SOURCE DATA START
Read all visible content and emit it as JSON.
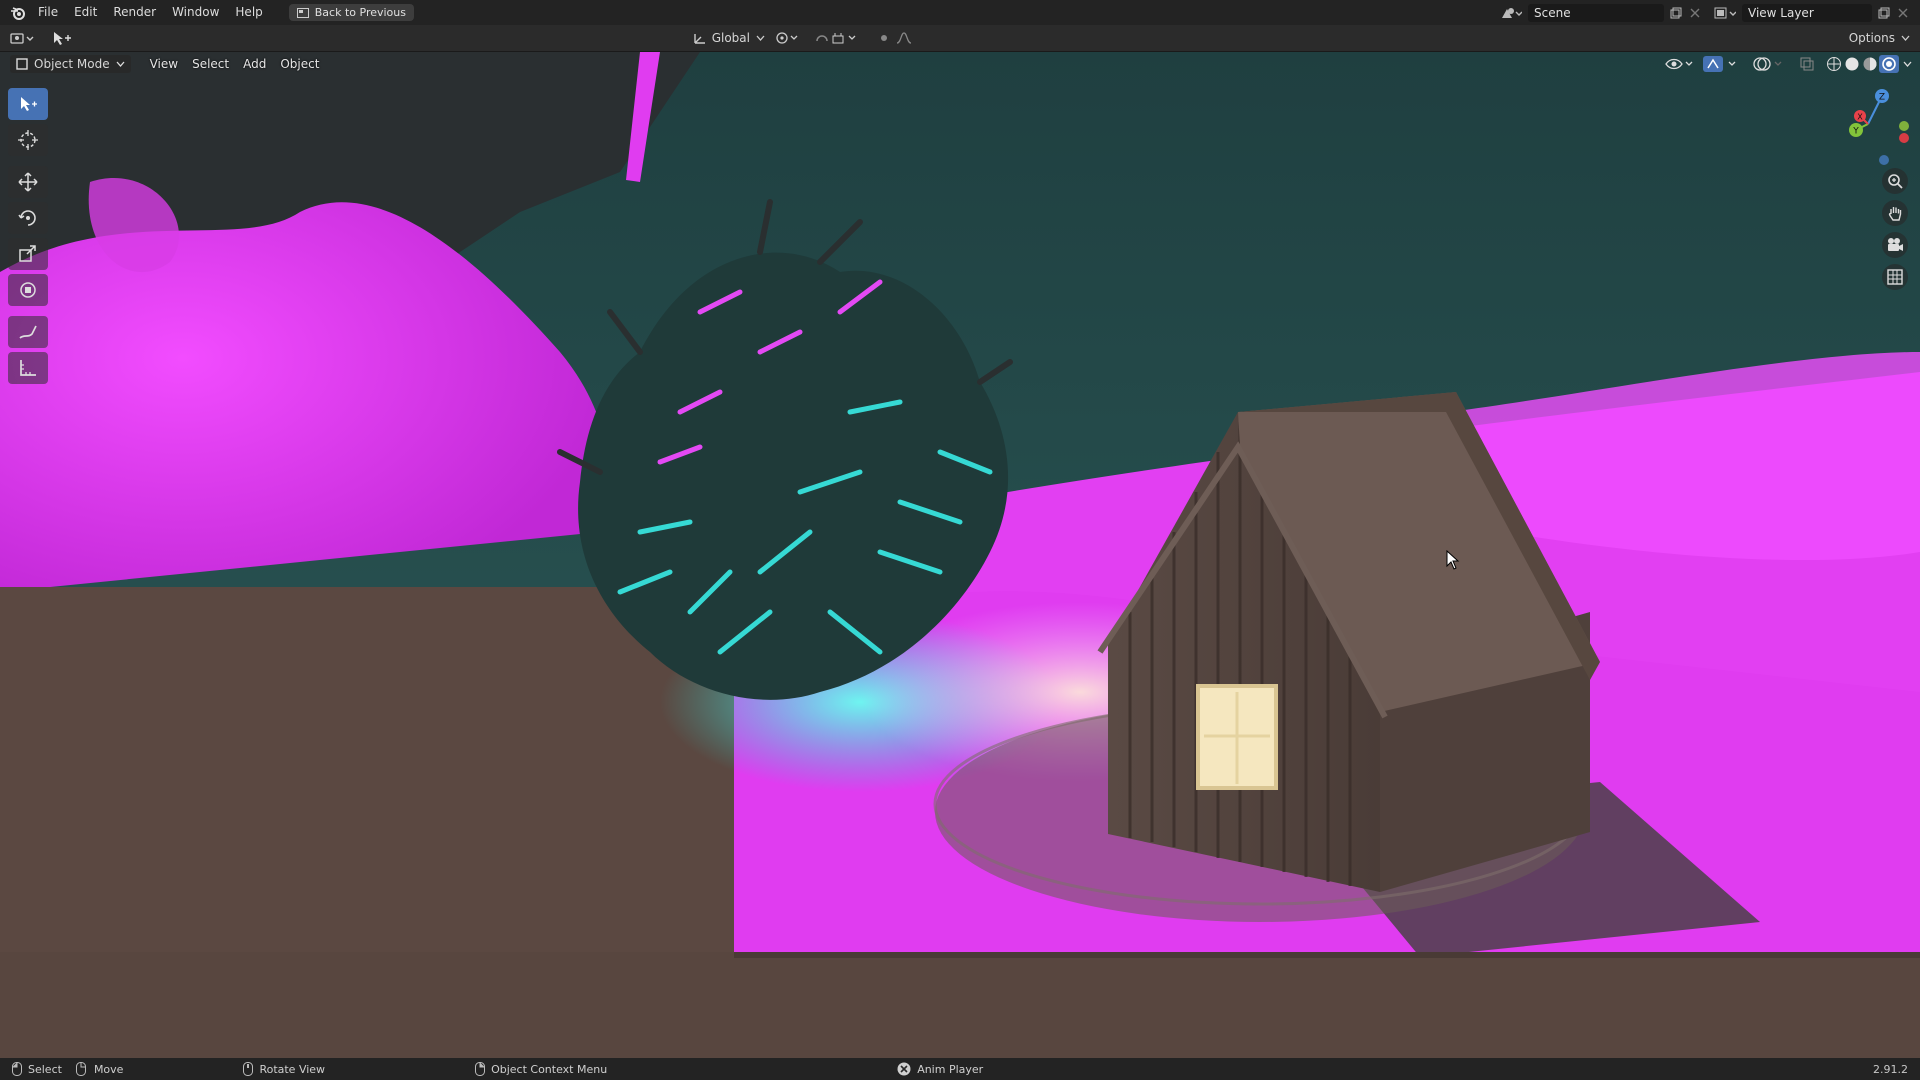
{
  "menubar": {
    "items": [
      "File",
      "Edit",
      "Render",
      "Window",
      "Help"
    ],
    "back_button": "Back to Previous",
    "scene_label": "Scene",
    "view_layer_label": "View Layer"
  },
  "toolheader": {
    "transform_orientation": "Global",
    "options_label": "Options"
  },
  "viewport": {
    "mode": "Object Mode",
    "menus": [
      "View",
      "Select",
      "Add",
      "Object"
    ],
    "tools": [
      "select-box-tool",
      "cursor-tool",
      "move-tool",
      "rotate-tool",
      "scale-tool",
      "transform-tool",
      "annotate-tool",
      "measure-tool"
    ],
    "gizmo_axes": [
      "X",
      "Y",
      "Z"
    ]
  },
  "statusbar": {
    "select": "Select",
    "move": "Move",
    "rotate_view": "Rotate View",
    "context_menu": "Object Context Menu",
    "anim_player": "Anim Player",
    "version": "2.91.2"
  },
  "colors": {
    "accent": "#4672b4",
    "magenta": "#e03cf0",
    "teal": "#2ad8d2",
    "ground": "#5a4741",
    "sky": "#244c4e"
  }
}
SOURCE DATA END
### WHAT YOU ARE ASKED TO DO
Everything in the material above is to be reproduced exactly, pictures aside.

### RESULT
Read all visible content and emit it as JSON.
{
  "menubar": {
    "items": [
      "File",
      "Edit",
      "Render",
      "Window",
      "Help"
    ],
    "back_button": "Back to Previous",
    "scene_label": "Scene",
    "view_layer_label": "View Layer"
  },
  "toolheader": {
    "transform_orientation": "Global",
    "options_label": "Options"
  },
  "viewport": {
    "mode": "Object Mode",
    "menus": [
      "View",
      "Select",
      "Add",
      "Object"
    ],
    "tools": [
      "select-box-tool",
      "cursor-tool",
      "move-tool",
      "rotate-tool",
      "scale-tool",
      "transform-tool",
      "annotate-tool",
      "measure-tool"
    ],
    "gizmo_axes": [
      "X",
      "Y",
      "Z"
    ]
  },
  "statusbar": {
    "select": "Select",
    "move": "Move",
    "rotate_view": "Rotate View",
    "context_menu": "Object Context Menu",
    "anim_player": "Anim Player",
    "version": "2.91.2"
  },
  "colors": {
    "accent": "#4672b4",
    "magenta": "#e03cf0",
    "teal": "#2ad8d2",
    "ground": "#5a4741",
    "sky": "#244c4e"
  }
}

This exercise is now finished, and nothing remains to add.